■ **Data under study**:
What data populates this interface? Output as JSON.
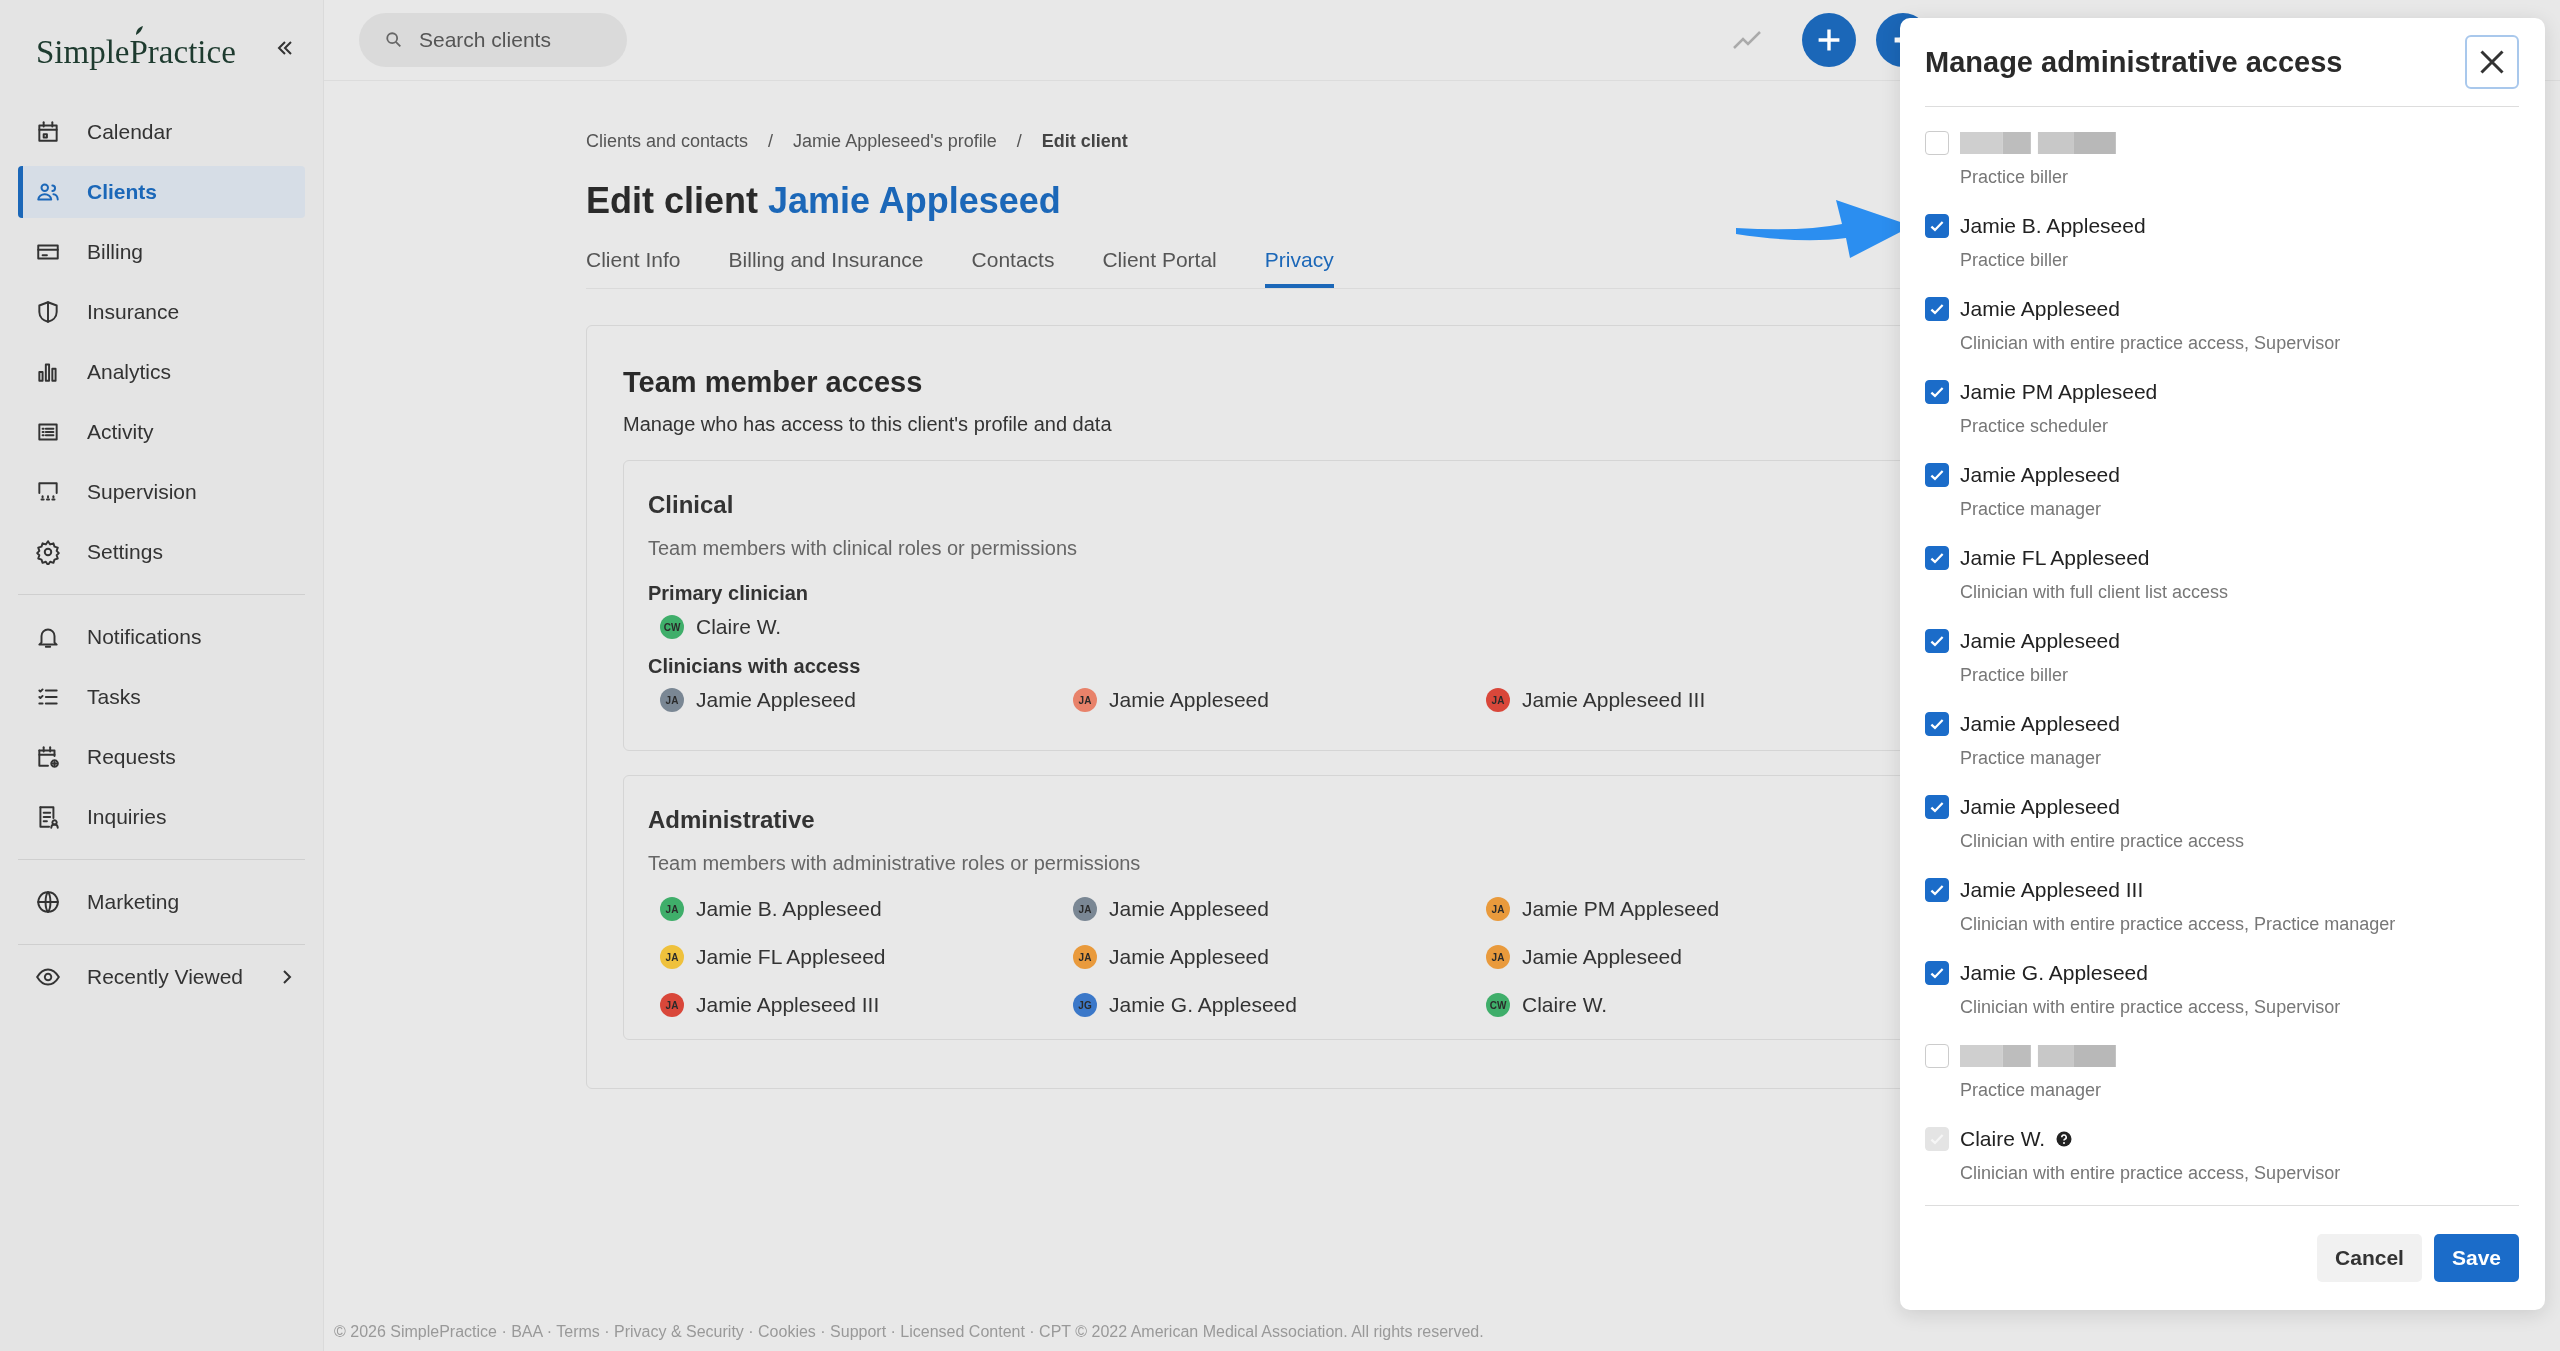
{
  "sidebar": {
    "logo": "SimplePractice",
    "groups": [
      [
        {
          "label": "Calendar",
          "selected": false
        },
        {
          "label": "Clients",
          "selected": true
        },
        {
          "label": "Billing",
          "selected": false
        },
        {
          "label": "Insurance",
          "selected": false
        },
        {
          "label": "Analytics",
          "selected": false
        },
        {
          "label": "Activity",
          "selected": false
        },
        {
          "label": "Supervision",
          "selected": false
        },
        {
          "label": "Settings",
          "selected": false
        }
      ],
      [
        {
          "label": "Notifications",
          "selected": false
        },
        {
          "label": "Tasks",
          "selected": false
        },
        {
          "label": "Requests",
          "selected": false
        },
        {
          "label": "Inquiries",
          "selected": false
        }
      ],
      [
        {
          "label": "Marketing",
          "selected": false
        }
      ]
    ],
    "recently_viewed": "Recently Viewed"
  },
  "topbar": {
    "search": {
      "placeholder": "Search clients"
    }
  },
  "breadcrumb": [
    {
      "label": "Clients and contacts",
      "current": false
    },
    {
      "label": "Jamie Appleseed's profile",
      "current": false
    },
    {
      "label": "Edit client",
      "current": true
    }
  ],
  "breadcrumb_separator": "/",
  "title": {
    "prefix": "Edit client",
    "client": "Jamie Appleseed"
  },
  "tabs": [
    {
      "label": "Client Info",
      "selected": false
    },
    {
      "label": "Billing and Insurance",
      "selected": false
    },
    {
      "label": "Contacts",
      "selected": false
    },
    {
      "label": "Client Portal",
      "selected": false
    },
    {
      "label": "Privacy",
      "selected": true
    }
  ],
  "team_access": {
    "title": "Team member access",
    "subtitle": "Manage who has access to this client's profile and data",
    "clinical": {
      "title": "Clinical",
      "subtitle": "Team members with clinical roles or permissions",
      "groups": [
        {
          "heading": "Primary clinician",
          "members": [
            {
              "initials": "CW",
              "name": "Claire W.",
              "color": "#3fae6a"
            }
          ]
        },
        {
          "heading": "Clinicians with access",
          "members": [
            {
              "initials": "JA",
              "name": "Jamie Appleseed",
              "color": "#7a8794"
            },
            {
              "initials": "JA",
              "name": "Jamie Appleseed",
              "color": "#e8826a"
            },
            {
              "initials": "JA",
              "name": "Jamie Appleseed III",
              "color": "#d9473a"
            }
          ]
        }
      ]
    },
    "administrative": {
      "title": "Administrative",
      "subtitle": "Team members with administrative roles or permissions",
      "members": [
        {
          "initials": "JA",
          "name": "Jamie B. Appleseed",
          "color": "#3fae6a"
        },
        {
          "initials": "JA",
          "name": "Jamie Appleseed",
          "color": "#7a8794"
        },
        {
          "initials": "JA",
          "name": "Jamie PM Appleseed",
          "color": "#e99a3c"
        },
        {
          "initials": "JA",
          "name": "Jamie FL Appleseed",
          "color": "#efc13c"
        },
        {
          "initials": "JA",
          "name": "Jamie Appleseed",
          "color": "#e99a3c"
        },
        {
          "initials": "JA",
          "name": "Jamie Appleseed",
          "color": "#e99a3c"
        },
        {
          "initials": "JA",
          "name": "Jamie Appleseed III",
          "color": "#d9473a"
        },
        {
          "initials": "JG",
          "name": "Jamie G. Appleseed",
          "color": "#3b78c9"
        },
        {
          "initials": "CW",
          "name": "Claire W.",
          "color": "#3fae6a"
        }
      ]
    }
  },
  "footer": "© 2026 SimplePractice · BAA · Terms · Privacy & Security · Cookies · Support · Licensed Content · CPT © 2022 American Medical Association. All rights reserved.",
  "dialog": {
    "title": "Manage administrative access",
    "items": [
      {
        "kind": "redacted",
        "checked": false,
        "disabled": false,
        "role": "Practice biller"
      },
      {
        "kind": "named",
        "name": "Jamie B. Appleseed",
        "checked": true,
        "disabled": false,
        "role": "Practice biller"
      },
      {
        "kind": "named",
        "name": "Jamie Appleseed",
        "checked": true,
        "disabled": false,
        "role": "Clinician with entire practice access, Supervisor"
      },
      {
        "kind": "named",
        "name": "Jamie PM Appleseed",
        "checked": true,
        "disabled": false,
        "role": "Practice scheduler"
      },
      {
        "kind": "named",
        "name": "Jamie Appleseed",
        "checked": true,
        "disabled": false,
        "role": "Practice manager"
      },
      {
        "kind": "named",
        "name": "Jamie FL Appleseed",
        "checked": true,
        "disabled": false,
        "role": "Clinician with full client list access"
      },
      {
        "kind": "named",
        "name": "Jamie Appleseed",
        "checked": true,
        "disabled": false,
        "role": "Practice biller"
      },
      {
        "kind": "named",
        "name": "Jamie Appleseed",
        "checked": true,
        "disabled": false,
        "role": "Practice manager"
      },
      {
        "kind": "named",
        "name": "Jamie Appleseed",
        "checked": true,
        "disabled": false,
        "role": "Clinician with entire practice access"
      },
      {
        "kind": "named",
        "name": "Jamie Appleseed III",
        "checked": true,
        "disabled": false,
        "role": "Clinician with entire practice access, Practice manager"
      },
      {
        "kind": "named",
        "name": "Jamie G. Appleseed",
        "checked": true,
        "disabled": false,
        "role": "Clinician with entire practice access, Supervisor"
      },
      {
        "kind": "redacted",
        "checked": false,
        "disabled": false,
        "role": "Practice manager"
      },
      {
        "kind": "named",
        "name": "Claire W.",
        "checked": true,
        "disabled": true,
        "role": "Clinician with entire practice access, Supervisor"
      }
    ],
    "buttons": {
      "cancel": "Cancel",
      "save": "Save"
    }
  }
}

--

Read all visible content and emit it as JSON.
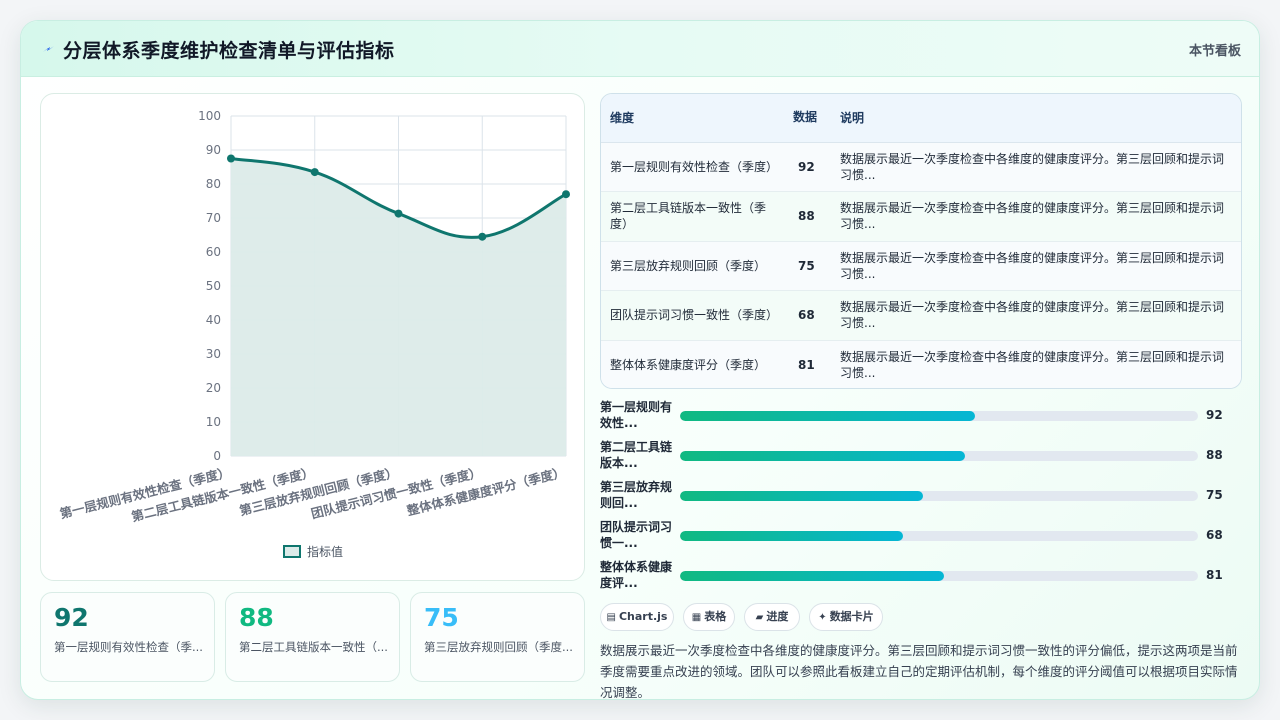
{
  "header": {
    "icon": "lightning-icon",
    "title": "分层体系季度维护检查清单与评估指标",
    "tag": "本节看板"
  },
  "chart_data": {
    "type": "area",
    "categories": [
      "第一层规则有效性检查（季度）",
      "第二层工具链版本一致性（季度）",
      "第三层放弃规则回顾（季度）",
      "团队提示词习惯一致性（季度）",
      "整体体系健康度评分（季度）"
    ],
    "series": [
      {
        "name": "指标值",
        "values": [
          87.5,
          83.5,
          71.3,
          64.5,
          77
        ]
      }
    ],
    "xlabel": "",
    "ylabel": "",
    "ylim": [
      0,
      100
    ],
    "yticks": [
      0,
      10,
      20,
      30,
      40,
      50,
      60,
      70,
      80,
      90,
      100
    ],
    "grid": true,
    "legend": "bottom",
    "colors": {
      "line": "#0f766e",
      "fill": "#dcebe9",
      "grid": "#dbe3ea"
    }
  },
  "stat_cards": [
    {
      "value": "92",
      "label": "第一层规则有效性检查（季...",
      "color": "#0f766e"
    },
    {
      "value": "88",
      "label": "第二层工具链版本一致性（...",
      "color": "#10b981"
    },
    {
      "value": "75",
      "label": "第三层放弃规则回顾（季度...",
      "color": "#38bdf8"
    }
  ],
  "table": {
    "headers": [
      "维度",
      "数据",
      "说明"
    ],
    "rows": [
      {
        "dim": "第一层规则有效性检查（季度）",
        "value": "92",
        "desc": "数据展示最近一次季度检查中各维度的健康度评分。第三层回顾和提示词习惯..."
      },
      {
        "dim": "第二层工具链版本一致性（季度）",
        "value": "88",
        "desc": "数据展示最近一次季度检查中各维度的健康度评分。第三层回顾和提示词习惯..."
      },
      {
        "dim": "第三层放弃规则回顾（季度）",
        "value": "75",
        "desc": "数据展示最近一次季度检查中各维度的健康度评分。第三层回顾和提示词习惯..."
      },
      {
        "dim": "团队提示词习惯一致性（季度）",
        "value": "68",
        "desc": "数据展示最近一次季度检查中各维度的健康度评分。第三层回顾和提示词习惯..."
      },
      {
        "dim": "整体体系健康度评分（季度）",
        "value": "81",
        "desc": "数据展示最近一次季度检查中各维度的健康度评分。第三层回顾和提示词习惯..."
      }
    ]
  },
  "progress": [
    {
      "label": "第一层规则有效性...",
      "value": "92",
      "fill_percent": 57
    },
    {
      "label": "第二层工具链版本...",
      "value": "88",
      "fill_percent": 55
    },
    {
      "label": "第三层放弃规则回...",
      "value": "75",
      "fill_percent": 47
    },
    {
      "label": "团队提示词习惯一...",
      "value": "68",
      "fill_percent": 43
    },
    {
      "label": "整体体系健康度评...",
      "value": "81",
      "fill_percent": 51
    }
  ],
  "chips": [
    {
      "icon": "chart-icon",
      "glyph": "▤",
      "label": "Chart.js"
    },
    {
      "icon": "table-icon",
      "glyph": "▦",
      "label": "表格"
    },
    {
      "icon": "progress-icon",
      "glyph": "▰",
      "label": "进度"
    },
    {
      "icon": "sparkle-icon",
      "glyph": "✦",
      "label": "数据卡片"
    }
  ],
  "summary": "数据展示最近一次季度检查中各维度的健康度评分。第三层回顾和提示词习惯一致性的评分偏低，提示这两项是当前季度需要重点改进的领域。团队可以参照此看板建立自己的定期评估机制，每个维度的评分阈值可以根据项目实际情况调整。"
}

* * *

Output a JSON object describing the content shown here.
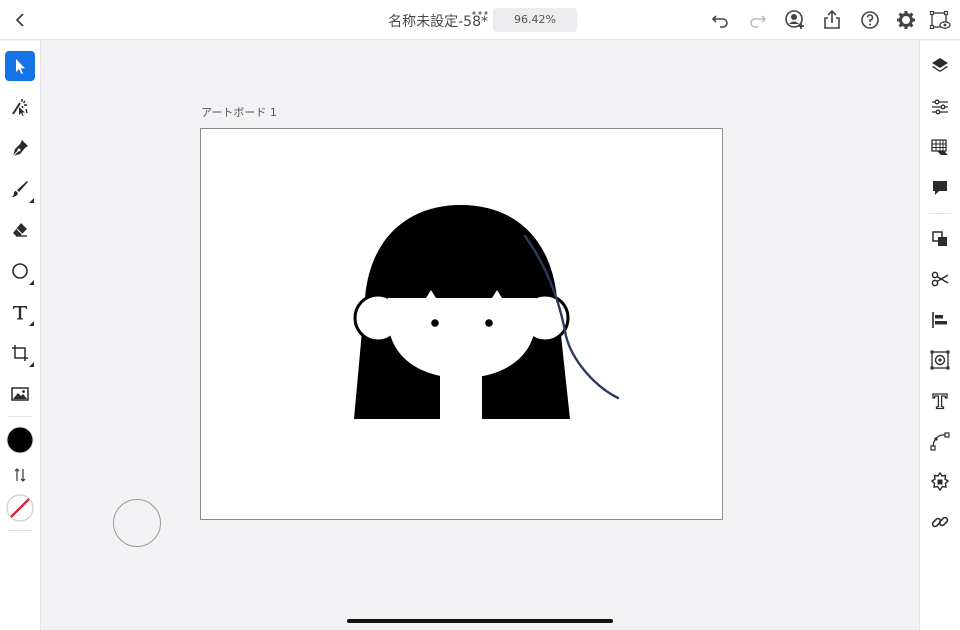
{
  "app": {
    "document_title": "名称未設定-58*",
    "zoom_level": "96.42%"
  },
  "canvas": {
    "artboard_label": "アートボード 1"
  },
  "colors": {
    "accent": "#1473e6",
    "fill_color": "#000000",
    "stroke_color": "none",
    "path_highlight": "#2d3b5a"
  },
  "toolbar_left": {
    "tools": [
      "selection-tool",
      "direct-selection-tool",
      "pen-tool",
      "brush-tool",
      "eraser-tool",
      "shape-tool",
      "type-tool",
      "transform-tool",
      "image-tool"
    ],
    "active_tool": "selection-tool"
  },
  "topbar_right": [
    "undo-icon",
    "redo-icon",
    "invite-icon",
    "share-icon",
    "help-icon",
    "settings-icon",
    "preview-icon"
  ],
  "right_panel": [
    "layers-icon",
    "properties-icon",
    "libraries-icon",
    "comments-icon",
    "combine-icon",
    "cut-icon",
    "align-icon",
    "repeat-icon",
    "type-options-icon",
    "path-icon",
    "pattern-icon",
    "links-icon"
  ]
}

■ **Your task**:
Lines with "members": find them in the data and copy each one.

■ **Solution to this task**:
      "subtitle": "Team members with clinical roles or permissions",
          "members": [
          "members": [
      "subtitle": "Team members with administrative roles or permissions",
      "members": [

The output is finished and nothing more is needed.